Also notable is the tie-in with voice. Using an audience member for the demonstration, Simmet showed how he could receive instant messages and then move on to a telephone conversation.
Simmet got an instant message asking him if he was available for a quick phone call. He responded that, yes, he was. Then a window popped up on the screen that said "incoming call." About one second later, the phone rang.
The software also allows users to collaborate on projects by trading documents and updating them in real time.
"Collaboration is a big thing," Y&R's Leary said. "The whole presence issue of knowing when people are available all the time" is very important.
Intel clearing a path to 3-D standards
It will be a year or two before users outside of the realm of manufacturing, design and engineering will be able to access and make use of 3-D images on a wide scale basis, said Richard Benoit, program marketing manager with Intel Corp.'s corporate technology group and chairman of the 3-D Industry Forum, a special interest group that is leading the development of a universal 3-D standard.
Benoit demonstrated the significant progress his group has made over the past four years in streamlining formerly proprietary CAD-based 3-D images, compressing them and putting them into a universal standard.
In the past, working with 3-D images in CAD data structures required expensive proprietary software and hardware. But over the next two years, users can expect to see adoption of industry standards that allow for such images to be worked with on any platform, he said.
"You can imagine that [proprietary hardware and software vendors] may not be really happy with us right now," Benoit said. "But we believe that this is just going to open up a huge marker for anyone involved in that [design and engineering] space."
Benoit also showed the company's upcoming 3-D technology that will soon to be introduced by Adobe.

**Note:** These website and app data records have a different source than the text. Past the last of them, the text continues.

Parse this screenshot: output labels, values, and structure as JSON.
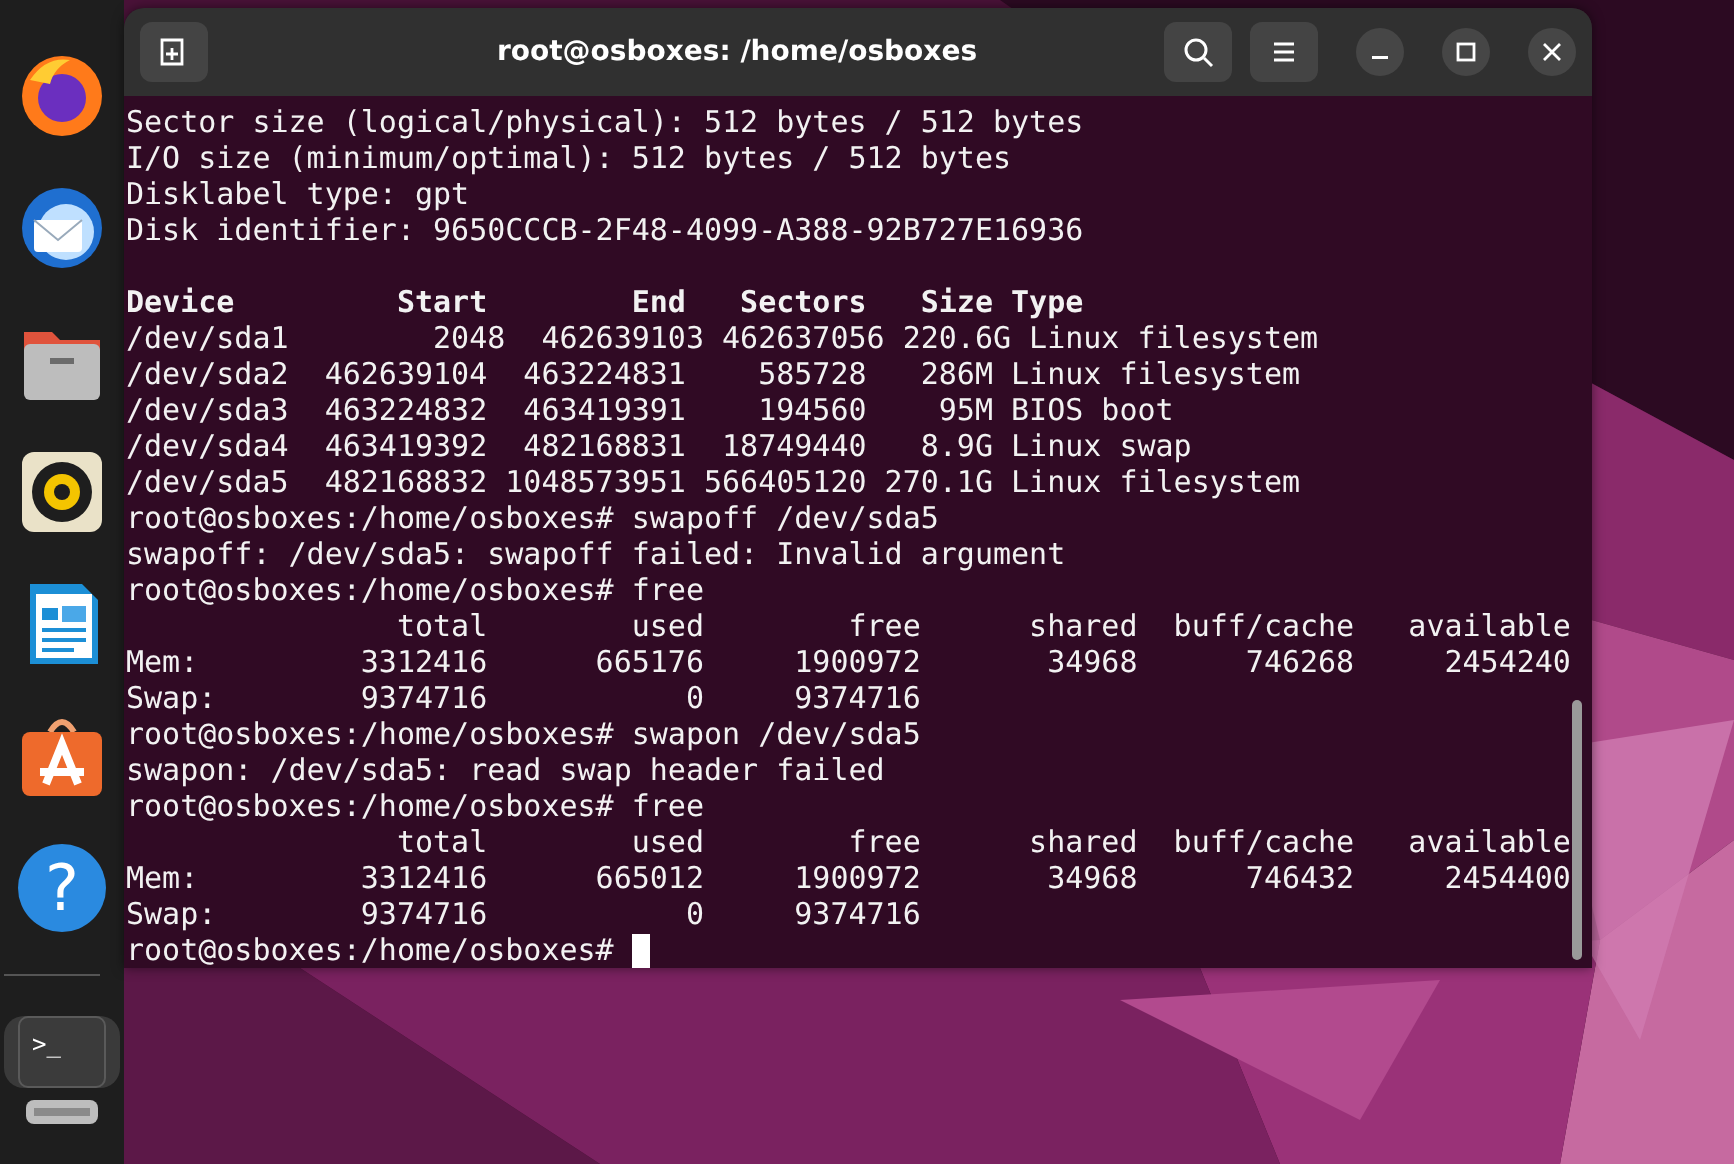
{
  "window": {
    "title": "root@osboxes: /home/osboxes"
  },
  "dock": {
    "items": [
      {
        "kind": "browser",
        "selected": false
      },
      {
        "kind": "mail",
        "selected": false
      },
      {
        "kind": "folder",
        "selected": false
      },
      {
        "kind": "speaker",
        "selected": false
      },
      {
        "kind": "document",
        "selected": false
      },
      {
        "kind": "store",
        "selected": false
      },
      {
        "kind": "help",
        "selected": false,
        "glyph": "?"
      },
      {
        "kind": "terminal",
        "selected": true,
        "glyph": ">_"
      },
      {
        "kind": "drive",
        "selected": false
      }
    ]
  },
  "terminal": {
    "cursor": true,
    "lines": [
      {
        "kind": "output",
        "text": "Sector size (logical/physical): 512 bytes / 512 bytes"
      },
      {
        "kind": "output",
        "text": "I/O size (minimum/optimal): 512 bytes / 512 bytes"
      },
      {
        "kind": "output",
        "text": "Disklabel type: gpt"
      },
      {
        "kind": "output",
        "text": "Disk identifier: 9650CCCB-2F48-4099-A388-92B727E16936"
      },
      {
        "kind": "blank"
      },
      {
        "kind": "header",
        "text": "Device         Start        End   Sectors   Size Type"
      },
      {
        "kind": "output",
        "text": "/dev/sda1        2048  462639103 462637056 220.6G Linux filesystem"
      },
      {
        "kind": "output",
        "text": "/dev/sda2  462639104  463224831    585728   286M Linux filesystem"
      },
      {
        "kind": "output",
        "text": "/dev/sda3  463224832  463419391    194560    95M BIOS boot"
      },
      {
        "kind": "output",
        "text": "/dev/sda4  463419392  482168831  18749440   8.9G Linux swap"
      },
      {
        "kind": "output",
        "text": "/dev/sda5  482168832 1048573951 566405120 270.1G Linux filesystem"
      },
      {
        "kind": "output",
        "text": "root@osboxes:/home/osboxes# swapoff /dev/sda5"
      },
      {
        "kind": "output",
        "text": "swapoff: /dev/sda5: swapoff failed: Invalid argument"
      },
      {
        "kind": "output",
        "text": "root@osboxes:/home/osboxes# free"
      },
      {
        "kind": "output",
        "text": "               total        used        free      shared  buff/cache   available"
      },
      {
        "kind": "output",
        "text": "Mem:         3312416      665176     1900972       34968      746268     2454240"
      },
      {
        "kind": "output",
        "text": "Swap:        9374716           0     9374716"
      },
      {
        "kind": "output",
        "text": "root@osboxes:/home/osboxes# swapon /dev/sda5"
      },
      {
        "kind": "output",
        "text": "swapon: /dev/sda5: read swap header failed"
      },
      {
        "kind": "output",
        "text": "root@osboxes:/home/osboxes# free"
      },
      {
        "kind": "output",
        "text": "               total        used        free      shared  buff/cache   available"
      },
      {
        "kind": "output",
        "text": "Mem:         3312416      665012     1900972       34968      746432     2454400"
      },
      {
        "kind": "output",
        "text": "Swap:        9374716           0     9374716"
      },
      {
        "kind": "output",
        "text": "root@osboxes:/home/osboxes# "
      }
    ]
  }
}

The Intel executive called up a .pdf document -- which was formerly two-dimensional and static -- that had a picture of a turbine engine. He was then able to click on different "buttons" and view the engine in 3D from all sorts of angles, inside and out.
He said Adobe is expected to introduce this technology in the next several months.
Asked how long it would be before users will see widespread use of 3-D video, Benoit said it was too early to tell.
"3-D is really tough and complex to do. And to put it into a video component, that just adds to the complexity," Benoit said. "So, it would be premature for me to speculate on when you're going to see that, but I'm sure that you're going to see it someday."
Marcel Racine, director of IT services for Canada's federal agriculture department, said he thought the 3-D demonstrations were very cool. But he couldn't think of a practical use for the technology for his particular job.
"As an IT guy, I love it. As a medical guy, I love it. But as an agriculture and agrifood Canada guy, no," Racine said. "We do have some researchers that make use of 3-D technology, though."